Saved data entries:

=== Section Start ===

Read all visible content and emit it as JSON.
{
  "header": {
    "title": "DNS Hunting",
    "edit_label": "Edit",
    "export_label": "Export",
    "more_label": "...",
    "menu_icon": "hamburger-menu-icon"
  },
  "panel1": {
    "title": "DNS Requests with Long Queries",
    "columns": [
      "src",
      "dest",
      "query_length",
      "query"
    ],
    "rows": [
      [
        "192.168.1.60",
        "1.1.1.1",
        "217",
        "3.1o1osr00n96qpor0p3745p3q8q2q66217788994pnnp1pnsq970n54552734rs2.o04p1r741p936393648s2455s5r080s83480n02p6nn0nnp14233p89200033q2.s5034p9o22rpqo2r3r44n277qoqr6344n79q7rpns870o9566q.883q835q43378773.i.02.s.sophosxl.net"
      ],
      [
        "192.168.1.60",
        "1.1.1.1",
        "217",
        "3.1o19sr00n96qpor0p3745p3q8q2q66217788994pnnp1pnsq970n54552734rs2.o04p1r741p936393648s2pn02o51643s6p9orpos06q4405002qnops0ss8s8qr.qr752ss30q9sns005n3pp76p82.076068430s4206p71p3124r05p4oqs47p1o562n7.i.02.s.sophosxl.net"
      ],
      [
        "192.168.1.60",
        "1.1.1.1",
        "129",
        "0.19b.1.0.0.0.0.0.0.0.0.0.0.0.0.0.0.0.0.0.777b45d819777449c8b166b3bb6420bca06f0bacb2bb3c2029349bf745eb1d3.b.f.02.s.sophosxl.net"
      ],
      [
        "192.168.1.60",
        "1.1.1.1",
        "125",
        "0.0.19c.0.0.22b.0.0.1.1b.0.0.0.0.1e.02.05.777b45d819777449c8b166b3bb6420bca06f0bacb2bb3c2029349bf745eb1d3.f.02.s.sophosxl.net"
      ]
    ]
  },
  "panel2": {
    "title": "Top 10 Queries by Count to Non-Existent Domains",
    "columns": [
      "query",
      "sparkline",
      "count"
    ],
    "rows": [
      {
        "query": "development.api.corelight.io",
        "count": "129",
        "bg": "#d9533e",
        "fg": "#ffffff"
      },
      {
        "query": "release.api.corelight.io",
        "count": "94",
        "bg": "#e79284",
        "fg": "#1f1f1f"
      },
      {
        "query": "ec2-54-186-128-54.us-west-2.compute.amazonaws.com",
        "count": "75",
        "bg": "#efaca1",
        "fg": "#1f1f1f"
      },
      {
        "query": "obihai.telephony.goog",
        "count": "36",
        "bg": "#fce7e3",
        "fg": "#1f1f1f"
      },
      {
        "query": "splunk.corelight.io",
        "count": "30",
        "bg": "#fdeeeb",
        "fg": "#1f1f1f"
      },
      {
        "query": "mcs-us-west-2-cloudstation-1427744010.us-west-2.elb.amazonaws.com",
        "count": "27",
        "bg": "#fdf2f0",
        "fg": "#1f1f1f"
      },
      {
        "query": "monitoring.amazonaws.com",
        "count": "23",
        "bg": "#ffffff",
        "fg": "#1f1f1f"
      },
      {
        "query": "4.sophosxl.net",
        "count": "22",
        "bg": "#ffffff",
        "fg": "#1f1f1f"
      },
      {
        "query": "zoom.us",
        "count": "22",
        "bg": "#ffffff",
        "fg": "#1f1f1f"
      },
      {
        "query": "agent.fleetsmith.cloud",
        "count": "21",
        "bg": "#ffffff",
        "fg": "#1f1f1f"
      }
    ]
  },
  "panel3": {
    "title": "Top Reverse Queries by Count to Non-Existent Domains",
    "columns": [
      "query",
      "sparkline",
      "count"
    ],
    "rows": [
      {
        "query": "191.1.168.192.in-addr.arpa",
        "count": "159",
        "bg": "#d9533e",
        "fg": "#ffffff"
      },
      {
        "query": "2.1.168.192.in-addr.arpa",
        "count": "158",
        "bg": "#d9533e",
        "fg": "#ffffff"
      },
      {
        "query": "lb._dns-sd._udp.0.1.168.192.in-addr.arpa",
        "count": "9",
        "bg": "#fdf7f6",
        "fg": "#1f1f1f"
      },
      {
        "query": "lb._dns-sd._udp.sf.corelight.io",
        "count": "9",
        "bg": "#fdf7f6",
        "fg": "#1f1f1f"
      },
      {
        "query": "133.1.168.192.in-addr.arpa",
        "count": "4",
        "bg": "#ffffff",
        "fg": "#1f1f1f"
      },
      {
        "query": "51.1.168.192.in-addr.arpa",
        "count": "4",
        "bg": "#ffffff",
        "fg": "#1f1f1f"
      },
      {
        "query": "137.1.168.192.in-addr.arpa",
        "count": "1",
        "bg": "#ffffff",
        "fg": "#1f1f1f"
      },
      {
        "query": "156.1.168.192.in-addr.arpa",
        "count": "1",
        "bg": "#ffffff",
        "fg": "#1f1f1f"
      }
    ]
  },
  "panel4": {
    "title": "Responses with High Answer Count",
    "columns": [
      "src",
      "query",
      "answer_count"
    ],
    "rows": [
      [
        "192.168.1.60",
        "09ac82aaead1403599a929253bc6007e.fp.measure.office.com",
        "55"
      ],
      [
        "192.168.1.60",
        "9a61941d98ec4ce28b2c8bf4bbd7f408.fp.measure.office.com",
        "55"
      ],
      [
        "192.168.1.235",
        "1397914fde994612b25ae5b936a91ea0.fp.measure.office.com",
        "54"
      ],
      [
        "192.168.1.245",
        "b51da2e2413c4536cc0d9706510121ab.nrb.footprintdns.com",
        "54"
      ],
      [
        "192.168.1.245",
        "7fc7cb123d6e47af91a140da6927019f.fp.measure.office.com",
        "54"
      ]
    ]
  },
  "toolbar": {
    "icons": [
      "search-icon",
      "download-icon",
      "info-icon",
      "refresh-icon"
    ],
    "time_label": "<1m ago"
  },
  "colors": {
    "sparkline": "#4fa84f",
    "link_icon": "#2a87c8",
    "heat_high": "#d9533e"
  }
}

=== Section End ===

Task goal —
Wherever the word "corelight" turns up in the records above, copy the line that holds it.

Written solution —
        "query": "development.api.corelight.io",
        "query": "release.api.corelight.io",
        "query": "splunk.corelight.io",
        "query": "lb._dns-sd._udp.sf.corelight.io",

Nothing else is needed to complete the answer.